NH: 20th Century, I would say Alban Berg or Bela Bartok, but then I have problems later. But maybe I have not the measure to find out.

JT: To what extent have you been involved with contemporary music?

NH: I have done one first performance by Berio, and of really contemporary music this was the only thing. But of music from up to the 1930s I have done a lot of works.

JT: So how do you feel about the future of classical music and classical composing?

NH: The composers will always mirror the spiritual situation of the time. The future depends on the spiritual situation, because the composer cannot compose anything else but what is the spiritual situation. And I’m pessimistic, because the general direction is toward materialism, and materialism and art are not compatible. And it is a great loss. Maybe the wave will go in another direction, but I am a little bit pessimistic.

JT: But didn’t Mozart spend a lot of his time composing for and worrying about income?

NH: No. No, he had no problem with income. He had enough money. He was never suffering.

JT: What about the world of conducting? How do you think that has changed since you’ve been involved in that and how do you see the future?
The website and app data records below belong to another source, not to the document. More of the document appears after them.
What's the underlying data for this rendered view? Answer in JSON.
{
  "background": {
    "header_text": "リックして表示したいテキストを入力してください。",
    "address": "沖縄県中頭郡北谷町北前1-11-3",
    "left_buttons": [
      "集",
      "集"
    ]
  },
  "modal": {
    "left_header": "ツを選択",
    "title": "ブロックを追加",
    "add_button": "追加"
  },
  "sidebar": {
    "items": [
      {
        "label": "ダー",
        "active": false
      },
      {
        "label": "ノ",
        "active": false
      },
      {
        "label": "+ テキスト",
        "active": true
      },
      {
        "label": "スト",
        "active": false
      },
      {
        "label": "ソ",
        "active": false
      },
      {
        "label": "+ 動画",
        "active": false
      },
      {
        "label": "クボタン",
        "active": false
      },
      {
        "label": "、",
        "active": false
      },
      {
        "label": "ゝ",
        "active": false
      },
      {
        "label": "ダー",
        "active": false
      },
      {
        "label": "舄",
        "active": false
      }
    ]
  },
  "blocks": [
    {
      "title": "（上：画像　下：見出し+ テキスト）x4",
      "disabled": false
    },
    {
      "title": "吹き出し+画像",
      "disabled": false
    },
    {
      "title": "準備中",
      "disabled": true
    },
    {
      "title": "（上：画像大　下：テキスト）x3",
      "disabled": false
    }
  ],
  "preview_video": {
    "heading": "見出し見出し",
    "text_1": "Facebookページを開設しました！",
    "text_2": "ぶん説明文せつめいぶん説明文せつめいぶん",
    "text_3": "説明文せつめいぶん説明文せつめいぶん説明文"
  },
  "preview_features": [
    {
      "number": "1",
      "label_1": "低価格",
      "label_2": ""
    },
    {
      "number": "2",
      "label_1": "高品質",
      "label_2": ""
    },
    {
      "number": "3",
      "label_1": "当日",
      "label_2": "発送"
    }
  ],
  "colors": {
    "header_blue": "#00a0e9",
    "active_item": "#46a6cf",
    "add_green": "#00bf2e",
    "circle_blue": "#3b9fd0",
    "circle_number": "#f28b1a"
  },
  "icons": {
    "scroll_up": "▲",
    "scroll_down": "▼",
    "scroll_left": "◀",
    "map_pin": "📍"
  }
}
NH: They are too important. They are printed in too-large letters on the advertisement. The composer should be printed in large letters and the conductor in small.
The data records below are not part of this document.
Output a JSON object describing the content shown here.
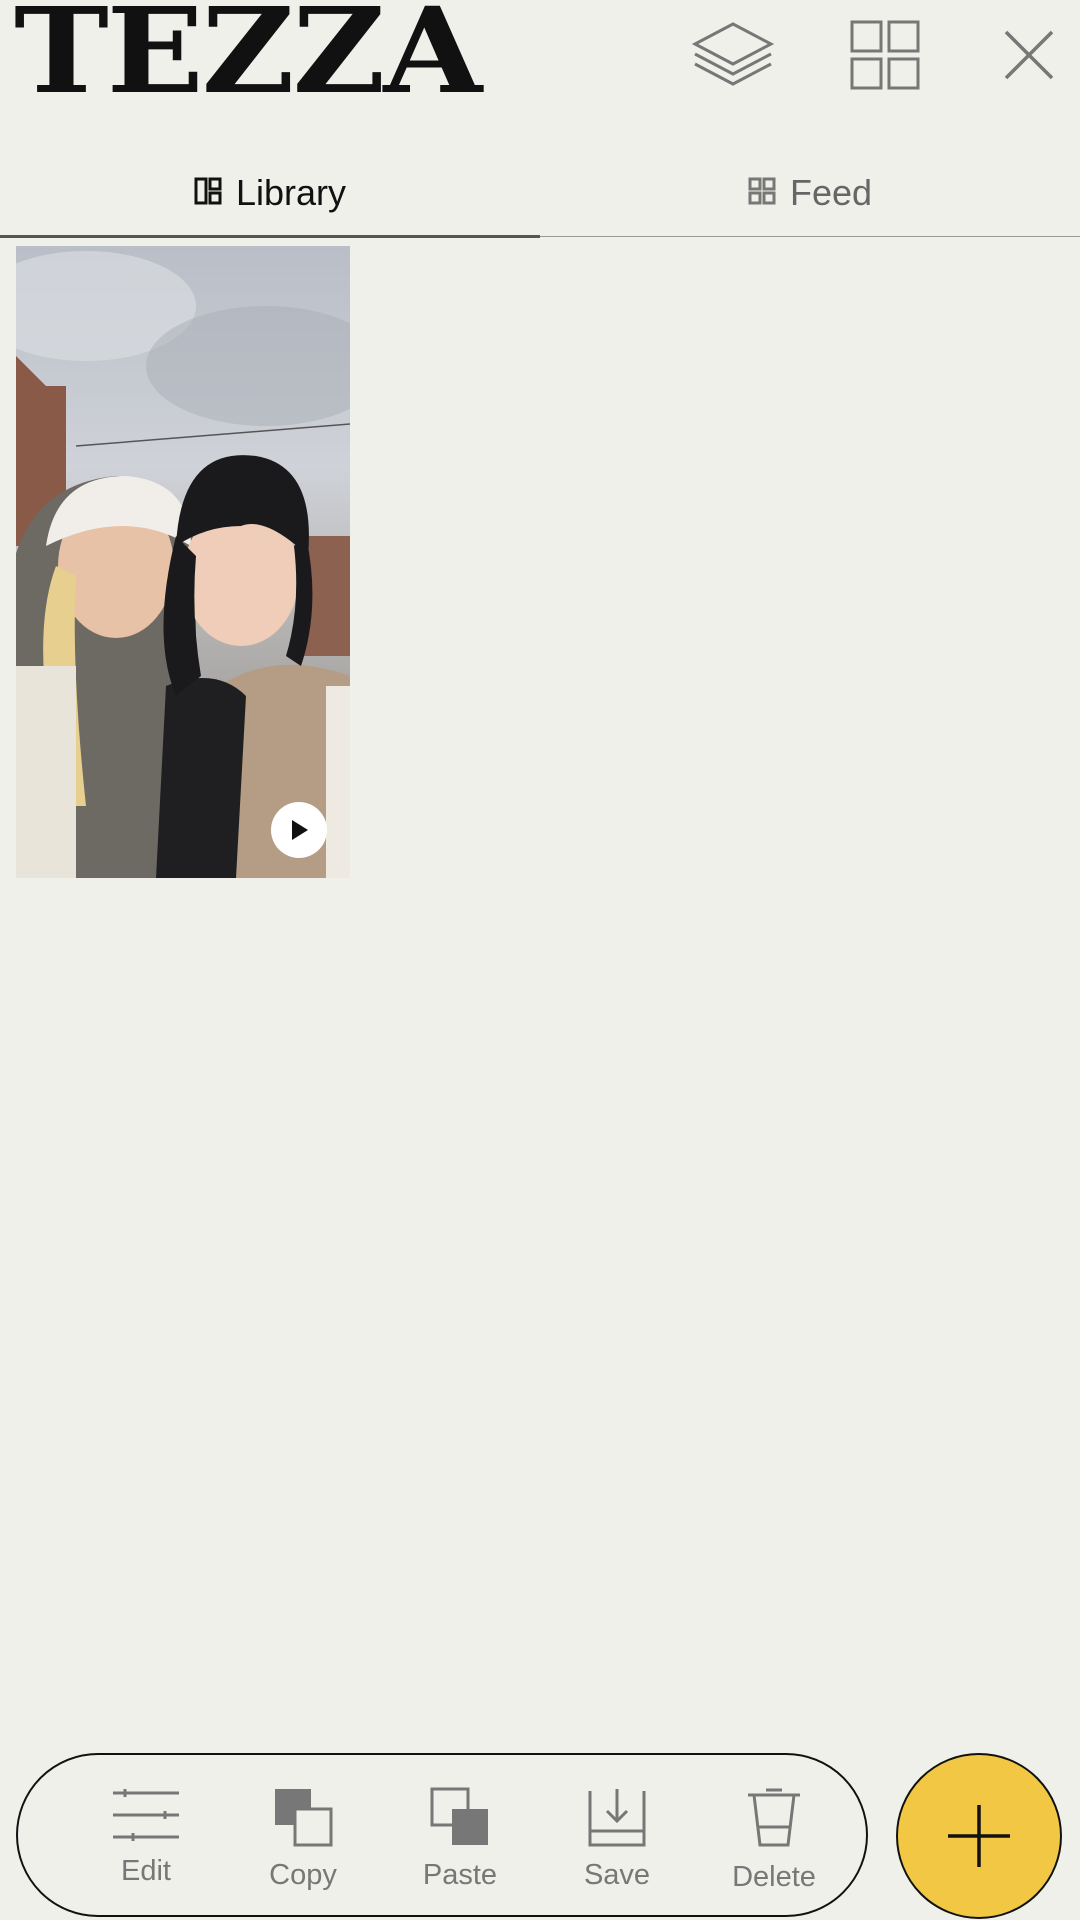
{
  "app": {
    "logo_text": "TEZZA"
  },
  "header": {
    "icons": [
      "layers-icon",
      "grid-icon",
      "close-icon"
    ]
  },
  "tabs": [
    {
      "label": "Library",
      "icon": "library-icon",
      "active": true
    },
    {
      "label": "Feed",
      "icon": "feed-grid-icon",
      "active": false
    }
  ],
  "library": {
    "items": [
      {
        "type": "video",
        "icon": "play-icon"
      }
    ]
  },
  "toolbar": {
    "edit": "Edit",
    "copy": "Copy",
    "paste": "Paste",
    "save": "Save",
    "delete": "Delete"
  },
  "fab": {
    "icon": "plus-icon"
  },
  "colors": {
    "background": "#EFF0EA",
    "fab": "#F2C744",
    "text": "#111111",
    "muted": "#777777"
  }
}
JT: [I stupidly tell a story about Maazel holding up a score during ovation after a performance]. How do you think that can change? Maybe the big problem is that people aren’t very familiar with the music. How do you get people more literate again? How do you think we can get people more familiar with the music and get people to love the music?

NH: The education system is wrong. We only learn things that we think we need in life. So reading, writing, arithmetic, mathematics. And for a thousand years in Western culture, it was equally important to train the fantasy. The arts. Children aged 3, 4, or 5 were already familiar with music, with drawing, with any kind of art. And this is not important for a profession, but it is important for the personality. And the goal of today’s education system is just, how can I earn money? And as long as the school systems don’t change, until the little children are already singing and dancing and made really familiar with the language, the vocabulary of music… they need the music for their whole life. And at the same time, it makes them better in all other fields. Even a good musician is a better mathematician than a bad musician.
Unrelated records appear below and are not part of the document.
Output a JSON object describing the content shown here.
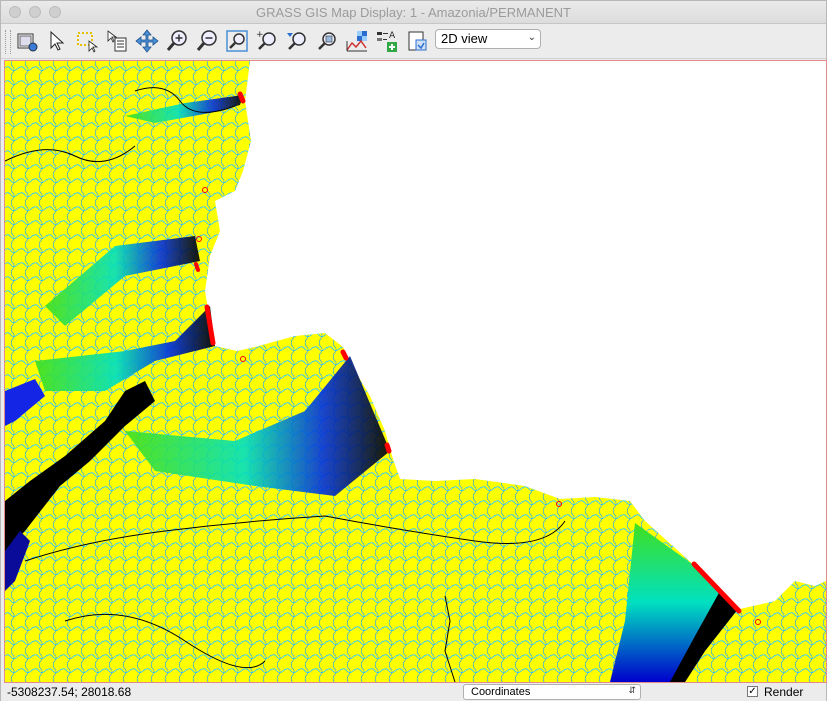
{
  "window": {
    "title": "GRASS GIS Map Display: 1 - Amazonia/PERMANENT"
  },
  "toolbar": {
    "tools": [
      {
        "name": "display-map-icon"
      },
      {
        "name": "pointer-icon"
      },
      {
        "name": "select-icon"
      },
      {
        "name": "query-icon"
      },
      {
        "name": "pan-icon"
      },
      {
        "name": "zoom-in-icon"
      },
      {
        "name": "zoom-out-icon"
      },
      {
        "name": "zoom-extent-icon"
      },
      {
        "name": "zoom-back-icon"
      },
      {
        "name": "zoom-menu-icon"
      },
      {
        "name": "zoom-selected-icon"
      },
      {
        "name": "analyze-icon"
      },
      {
        "name": "overlay-icon"
      },
      {
        "name": "save-image-icon"
      }
    ],
    "view_mode": "2D view"
  },
  "statusbar": {
    "coordinates": "-5308237.54; 28018.68",
    "mode": "Coordinates",
    "render_label": "Render",
    "render_checked": true
  },
  "map": {
    "colors": {
      "land": "#ffff00",
      "streams": "#00bfff",
      "deep": "#0000cc",
      "void": "#000000",
      "mid": "#00e0a0",
      "low": "#40e020",
      "outlet": "#ff0000",
      "background": "#ffffff"
    }
  }
}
JT: It’s also a problem of exposure, though, right? Even education side, as recreation, back then, they were exposed to great music from a very early time, but now people are mostly exposed to popular music. How do you think we can get people exposed to it, and familiar with it, and love it?

NH: I think when they learn the vocabulary as little children, they get a good estimation of what is good and what is bad. And all this junk music which is pouring out of television and of radio and of the walkmans, in most cases it is of really miserable quality. And [if they had the vocabulary], they would not estimate that, they would not use it, because they knew too much about it [to like it]. And then the quality would become better, and there would not be a great threshold [i.e. gap or division] between classical music and other kinds of music, because the question is of good and bad, not of classical or popular.

JT: Thank you very much for taking the time to talk to us today, Mr. Harnoncourt. It was really an honor and privilege. I hope we can keep hearing your work, not just in Bach, but in Mozart and other great composers, for years to come. Thank you very much.

NH: Thank you, it was a pleasure.

Thursday, December 29, 2005

Coming soon!

I have created this "blog" for the immediate purpose of posting the transcripts of a few interviews I was able to conduct as a programmer for WKCR's incredible annual BachFest, but I also intend to use this space to write about great music, performances and recordings, the same kind of observations I have featured on my -- alas! -- soon-to-be-dufunct radio show (I am a law student, and must soon become a lawyer).
At any rate, check back here soon for interviews with Angela Hewitt, Hilary Hahn and Nikolaus Harnoncourt.